Already a Bloomberg.com user?
Sign in with the same account.
(Updates with turnout in fourth paragraph.)
Nov. 25 (Bloomberg) -- Moroccans are voting today in an election that the king promised would be followed by a shift of some royal powers to an elected premier for the first time.
Among 32 parties competing for seats in the 395-member Chamber of Representatives is Prime Minister Abbas el-Fassi’s Istiqlal, or Independence Party, which won the last vote in 2007 and has taken part in almost every government since independence was gained in 1956 with the end of the French and Spanish protectorates. The party says its main aims include maintaining growth of about 5 percent and inflation of about 2 percent

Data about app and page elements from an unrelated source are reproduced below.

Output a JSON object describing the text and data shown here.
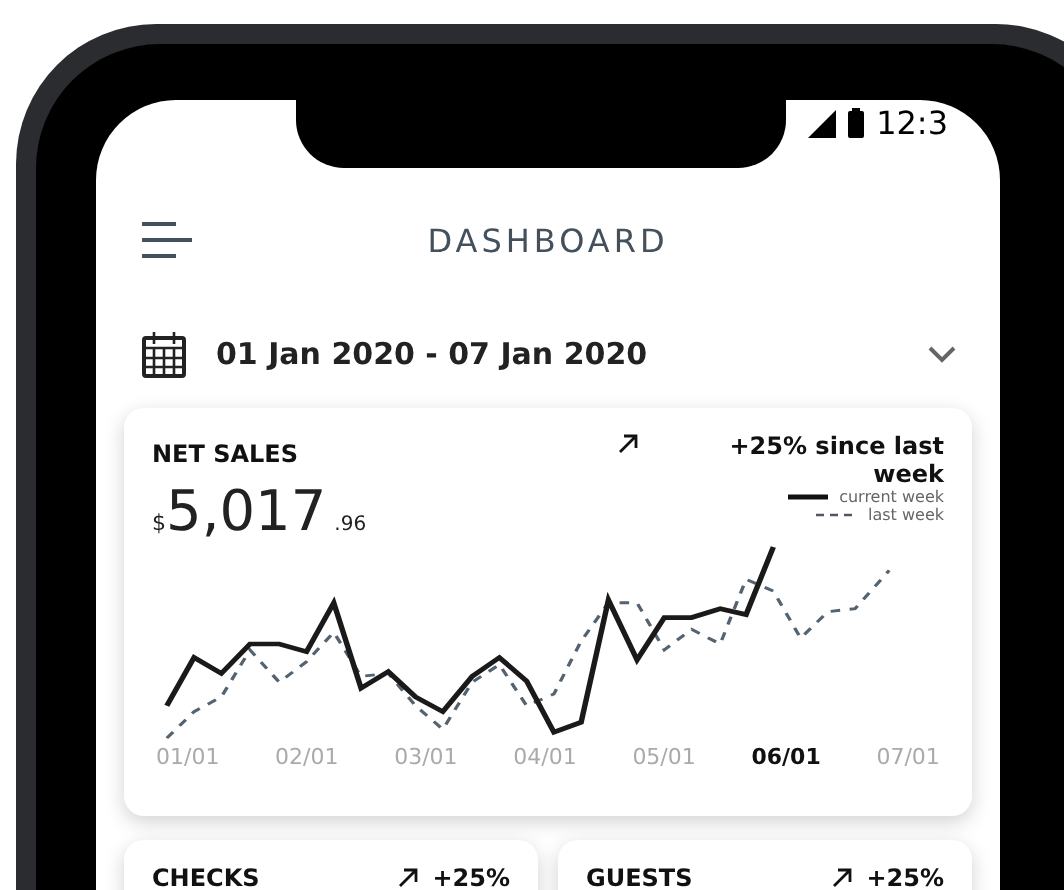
{
  "status_bar": {
    "time": "12:3"
  },
  "header": {
    "title": "DASHBOARD"
  },
  "date_range": {
    "label": "01 Jan 2020 - 07 Jan 2020",
    "expanded": false
  },
  "net_sales": {
    "title": "NET SALES",
    "currency": "$",
    "amount": "5,017",
    "cents": ".96",
    "change": "+25% since last week",
    "legend": [
      {
        "label": "current week",
        "kind": "solid"
      },
      {
        "label": "last week",
        "kind": "dashed"
      }
    ],
    "x_labels": [
      {
        "label": "01/01",
        "selected": false
      },
      {
        "label": "02/01",
        "selected": false
      },
      {
        "label": "03/01",
        "selected": false
      },
      {
        "label": "04/01",
        "selected": false
      },
      {
        "label": "05/01",
        "selected": false
      },
      {
        "label": "06/01",
        "selected": true
      },
      {
        "label": "07/01",
        "selected": false
      }
    ]
  },
  "cards": [
    {
      "title": "CHECKS",
      "change": "+25%"
    },
    {
      "title": "GUESTS",
      "change": "+25%"
    }
  ]
}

The Justice and Development Party, or PJD, which came second in 2007, is also seeking seats. The Islamist group led by Abdelilah Benkirane pledges to create about 240,000 jobs and ban the media from “objectifying” women’s bodies. Like the other major parties, it is nationalist and pro-monarchy. Also on the ballot is the newly created Alliance for Democracy, a bloc of eight parties led by Finance Minister Salah Eddine Mezouar that has vowed to cut corporate taxes to 25 percent from 30 percent.
The vote is seen as a test of King Mohammed VI’s commitment to follow through on constitutional changes initiated this year amid pro-democracy demonstrations calling for a reduction in the monarch’s powers. Turnout among the 13.6 million registered voters will be watched as an indication of public enthusiasm for those reforms. In 2007, a below-average 37 percent went to the polls. Turnout was 22.4 percent by 3 p.m. Rabat time, according to the Interior Ministry. The polls close at 7 p.m.
The elections will be a three-way race between the PJD, Istiqlal and the National Rally of Independents or RNI, said Abdellah Tourabi, a researcher at the Paris Institute of Political Studies, or Sciences Po, who specializes in Islamic movements in Morocco.
“The PJD is the front-runner; it has a big presence in the cities, and much less in rural areas and in the Sahara,” he said today by phone. “Istiqlal, because it is best-managed party in Morocco, is very likely to be in the top three. The RNI will benefit from a transfer of candidates who will be elected within the PAM,” or the Authenticity and Modernity Party.
The results may be announced as early as tomorrow. Morocco bans opinion polls that predict the outcome of a vote.
While the shift of power to an elected government makes this contest important for Morocco and for the wider region as it pushes for democracy, voters remain apathetic because only the PJD has a clear ideology, he said.
“I doubt the turnout will be over 40 percent,” Tourabi said late yesterday. “People don’t see any difference between the parties. Voting for left or right comes down to the same thing in a country where only the king is trusted and who in reality controls the country.”
While Omar El Hyani, a 27-year-old engineer, voted in the capital of Rabat, he said he has little hope that the elections will bring change.
“In the absence of a real desire from the regime to reform itself, they will remain a tool in the hands of the Makhzen to legitimize its actions,” he said, using the Moroccan term for warehouse, a reference to the royal advisers, business leaders and top bureaucrats who hold power behind the scenes. “I decided to vote this morning to stand in the way of certain corrupted figures. Parliament is a place where many laws are voted on, and we cannot afford to leave it in the hands of a political mafia.”
Today’s balloting, originally scheduled for September 2012, was moved forward in response to the protests that began in February. While pushing Morocco toward change more quickly, the demonstrations haven’t reached the scale of the movements that toppled governments in Egypt, Tunisia and Libya.
In response to the unrest, a new constitution was drafted on the king’s orders and approved by voters in a July 1 referendum. It provides for the naming of a prime minister from the party that comes first in the vote, rather than leaving the appointment to the king’s decision. It also gives the premier the right to dissolve parliament and cedes to lawmakers the right to grant amnesty to prisoners.
While many demonstrators backed the constitution, some said it doesn’t go far enough in shifting power away from the king, who appointed the members of the panel that drafted it. The monarch remains the country’s military, secular and religious leader.
The so-called February 20 youth movement has said it will boycott the election. Its members still take to the streets every Sunday, calling for a parliamentary monarchy and punishment of officials accused of corruption.
Morocco’s sound macroeconomic policies, put in place over the past decade, and political reforms mean it is well placed to respond to the unrest, the International Monetary Fund said in July. Inflation is under control, credit continues to grow, and non-agricultural gross domestic product may reach 6 percent this year, the IMF said. The main challenge is achieving a GDP rate that will help reduce unemployment, which was at 9 percent and hitting the young, women and graduates hardest, it said.
--Editors: Heather Langan, Digby Lidstone, Karl Maier, Alan Crosby
To contact the reporters on this story: Aida Alami in Rabat, Morocco, at email@example.com.
To contact the editor responsible for this story: Andrew J. Barden at firstname.lastname@example.org.